Data excerpts -
___

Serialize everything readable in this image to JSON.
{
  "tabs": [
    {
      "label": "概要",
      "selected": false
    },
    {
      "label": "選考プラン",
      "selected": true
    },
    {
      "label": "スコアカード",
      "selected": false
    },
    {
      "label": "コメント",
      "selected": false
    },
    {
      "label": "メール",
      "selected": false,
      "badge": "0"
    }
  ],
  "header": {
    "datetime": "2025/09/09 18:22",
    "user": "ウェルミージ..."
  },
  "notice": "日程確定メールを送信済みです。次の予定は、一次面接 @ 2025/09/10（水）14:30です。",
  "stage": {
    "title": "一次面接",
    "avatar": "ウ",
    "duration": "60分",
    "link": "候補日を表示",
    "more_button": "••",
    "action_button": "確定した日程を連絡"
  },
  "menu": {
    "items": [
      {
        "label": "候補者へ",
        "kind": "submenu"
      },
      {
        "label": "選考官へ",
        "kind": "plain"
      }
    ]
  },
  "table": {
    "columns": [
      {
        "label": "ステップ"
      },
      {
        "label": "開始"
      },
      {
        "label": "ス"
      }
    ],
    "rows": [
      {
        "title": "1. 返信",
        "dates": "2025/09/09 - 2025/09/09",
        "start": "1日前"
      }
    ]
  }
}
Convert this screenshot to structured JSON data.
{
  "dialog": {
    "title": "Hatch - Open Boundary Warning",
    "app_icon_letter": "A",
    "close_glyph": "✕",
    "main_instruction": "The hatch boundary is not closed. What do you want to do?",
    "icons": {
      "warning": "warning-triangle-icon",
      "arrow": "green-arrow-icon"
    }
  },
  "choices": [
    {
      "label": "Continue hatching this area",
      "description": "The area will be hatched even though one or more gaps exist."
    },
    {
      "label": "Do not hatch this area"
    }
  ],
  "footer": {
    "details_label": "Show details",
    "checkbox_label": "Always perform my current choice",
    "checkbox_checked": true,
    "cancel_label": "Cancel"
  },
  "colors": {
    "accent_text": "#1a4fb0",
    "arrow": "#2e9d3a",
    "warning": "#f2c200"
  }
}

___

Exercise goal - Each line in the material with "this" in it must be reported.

Exercise output -
Serialize everything readable in this image to JSON.
Convert this screenshot to structured JSON data.
      "label": "Continue hatching this area",
      "label": "Do not hatch this area"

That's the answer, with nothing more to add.